What Is Spring Mounting?
Spring mounting is when a constant force spring is placed onto a spool or shaft to reduce friction, making repeatable operations much smoother and decreasing wear on the spring.
Mounting a Constant Force Spring on a Spool
One of the most common questions about Constant Force Springs concerns the mounting of the spring on a spool. For starters, the spring doesn’t have to be mounted on a spool; it can be placed in a cavity or on an undersized bushing or pin.
There are differences in the performance of each spool design so let’s look at the advantages and disadvantages:
Advantages of Spool Mounting
The main advantage of spool mounting is smooth, repeatable operation due to the reduction of friction. Material selection of the spool/shaft interface should be based on an effort to create a bearing surface that will minimize friction throughout the life of the spring.
When a spring is mounted in a cavity, the designer must manage friction and the resulting reduction in usable spring force. The advantage of a cavity mount is the ease of assembly. Likewise, when mounted on an undersized pin, there will be an audible “click” and drop of load as the inner end of the spring passes over the pin. The thicker the steel, the more pronounced this will be.
Again, the ease of assembly is the standout advantage of spool mounting.
Disadvantages of Spool Mounting
Since assembly is more difficult when placed on a spool, we need to discuss this operation next. The spool diameter should be 15%–20% greater than the spring’s nominal inside diameter due to the 10% tolerance for the inner diameter of a spring.
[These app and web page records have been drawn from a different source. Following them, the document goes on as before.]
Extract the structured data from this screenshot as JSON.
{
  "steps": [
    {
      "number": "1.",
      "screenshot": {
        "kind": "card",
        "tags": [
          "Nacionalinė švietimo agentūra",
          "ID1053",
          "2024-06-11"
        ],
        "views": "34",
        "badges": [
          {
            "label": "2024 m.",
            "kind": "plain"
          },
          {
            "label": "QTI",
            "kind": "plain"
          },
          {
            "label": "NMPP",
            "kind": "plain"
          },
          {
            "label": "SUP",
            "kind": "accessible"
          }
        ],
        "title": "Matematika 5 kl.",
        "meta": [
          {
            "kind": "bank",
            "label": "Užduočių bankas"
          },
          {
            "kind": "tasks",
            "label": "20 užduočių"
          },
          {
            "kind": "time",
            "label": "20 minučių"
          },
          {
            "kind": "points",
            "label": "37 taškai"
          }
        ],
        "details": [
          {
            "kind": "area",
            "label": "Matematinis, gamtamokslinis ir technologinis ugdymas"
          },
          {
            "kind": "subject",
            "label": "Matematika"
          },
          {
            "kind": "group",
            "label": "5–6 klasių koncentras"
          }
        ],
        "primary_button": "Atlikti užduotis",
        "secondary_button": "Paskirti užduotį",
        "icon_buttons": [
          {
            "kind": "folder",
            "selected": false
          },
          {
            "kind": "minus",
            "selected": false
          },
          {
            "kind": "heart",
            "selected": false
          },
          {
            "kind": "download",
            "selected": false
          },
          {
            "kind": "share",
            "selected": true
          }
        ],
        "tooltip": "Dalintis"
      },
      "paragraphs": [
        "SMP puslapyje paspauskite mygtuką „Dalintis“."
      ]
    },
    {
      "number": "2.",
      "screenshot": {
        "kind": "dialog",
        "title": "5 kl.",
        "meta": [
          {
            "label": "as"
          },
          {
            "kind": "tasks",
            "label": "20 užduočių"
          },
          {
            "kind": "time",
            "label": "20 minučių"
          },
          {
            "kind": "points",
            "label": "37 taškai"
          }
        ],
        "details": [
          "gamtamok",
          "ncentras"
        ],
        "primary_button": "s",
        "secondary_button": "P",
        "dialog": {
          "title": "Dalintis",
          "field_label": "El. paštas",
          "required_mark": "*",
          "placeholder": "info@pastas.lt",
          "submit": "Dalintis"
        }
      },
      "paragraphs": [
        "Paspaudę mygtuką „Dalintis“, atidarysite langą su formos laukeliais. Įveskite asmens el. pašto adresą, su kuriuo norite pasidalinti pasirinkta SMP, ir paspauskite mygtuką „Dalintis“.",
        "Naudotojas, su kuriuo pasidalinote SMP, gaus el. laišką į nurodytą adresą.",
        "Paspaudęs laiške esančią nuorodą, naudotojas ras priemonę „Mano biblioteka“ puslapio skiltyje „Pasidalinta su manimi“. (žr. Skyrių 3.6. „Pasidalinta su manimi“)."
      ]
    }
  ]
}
The spring should fit tightly on the spool, so this tension must also be considered.
One misconception about mounting a spring on a spool is that the spring needs to be attached or fastened to the spool, but this is not the case. When fully extended, the spring must be long enough to have a minimum of 1.5 wraps on the spool, allowing the spring to stay tight and retract when released. Therefore, the spring cannot be used as a stop.
The spring’s inner diameter can be opened up by securing the inner end and pulling back on the outer end. The spool can then be slid into place. For longer and heavier springs it’s sometimes best to reverse the spring, making the outer end the inner end. Once the inner loop is exposed, it can be placed over the spool and re-wound onto the spool in the correct orientation. When performing this operation, the spring mustn’t be back bent (forcing the spring against its natural curvature). In some cases, the spring can be produced inside-out, so the initial reversing is unnecessary. When wound onto the spool, the inner end of the spring as received will be the outer end.
Common Practice for Mounting Constant Force Springs
A common practice for mounting Constant Force Springs is to utilize two or more springs to gain more force in a small space. This might be required if the diameter or width of a single spring exceeds the allotted space, but there’s room to add multiple smaller springs. A much smaller spring design may be used when engaging numerous springs. The total force is the sum of the individual spring forces. When combining springs, it’s recommended that the same spring is utilized for multiple mounting, which is more economical. The design will be much more simplified using this method than using two or more totally different springs to achieve a load. Since the force is the sum of the springs, the total required force should be divided equally between the number of springs used.
Different Spring Mounting Methods
The back-to-back method utilizes two springs that unwind in opposite directions and create a stable extension. The springs should be spaced far enough away from each other to allow for the natural bowing of the spring material so the parts do not bind when retracting.
As shown in the photo, Vulcan can even spot-weld the spring ends together to create an assembly for easy installation into a product. This method allows for one mounting point and is preferred with longer extensions.
Mounting the springs in tandem is another common practice when utilizing two or more springs. While this method does not have the stability of the back-to-back method, space availability will usually determine when this design be used.
The springs in the photo were manufactured with different “pickup” or flat lengths to fit together in tandem mounting. More than two springs can be combined in this fashion to increase the force and keep the design as small as possible.
In the picture, the actual mounting of the spring would separate the two coils. These coils should not rub and create friction in the design since it would cause binding during retraction and could shorten cycle life.
Laminating the springs together is the third option in this series. We use the term laminating to mean that the springs are interwound together, usually welded together on the outer end, the inner end or both. This method is used for relatively short extensions as the springs will bind if the extension is too long. The laminar method is used when many springs are required to meet the force requirement. The outside diameter will grow as more springs are added, but the overall size is much smaller than other options, including a single spring of the same force.
The photo shows a Laminar Spring using nine springs interwound together to create nine times the force of a single spring. While this is not common, it does show the capabilities of this method.
Finding Your Custom Mounted Spring
Here at Vulcan Spring, we are pleased to custom-mount springs in whatever way best suits our customers’ needs. No need to worry about mounting springs yourselves when Vulcan has you covered.
You’ll receive the spring mounted in the manner of your choosing and then assemble the spring where intended, saving considerable time and money.Contact Us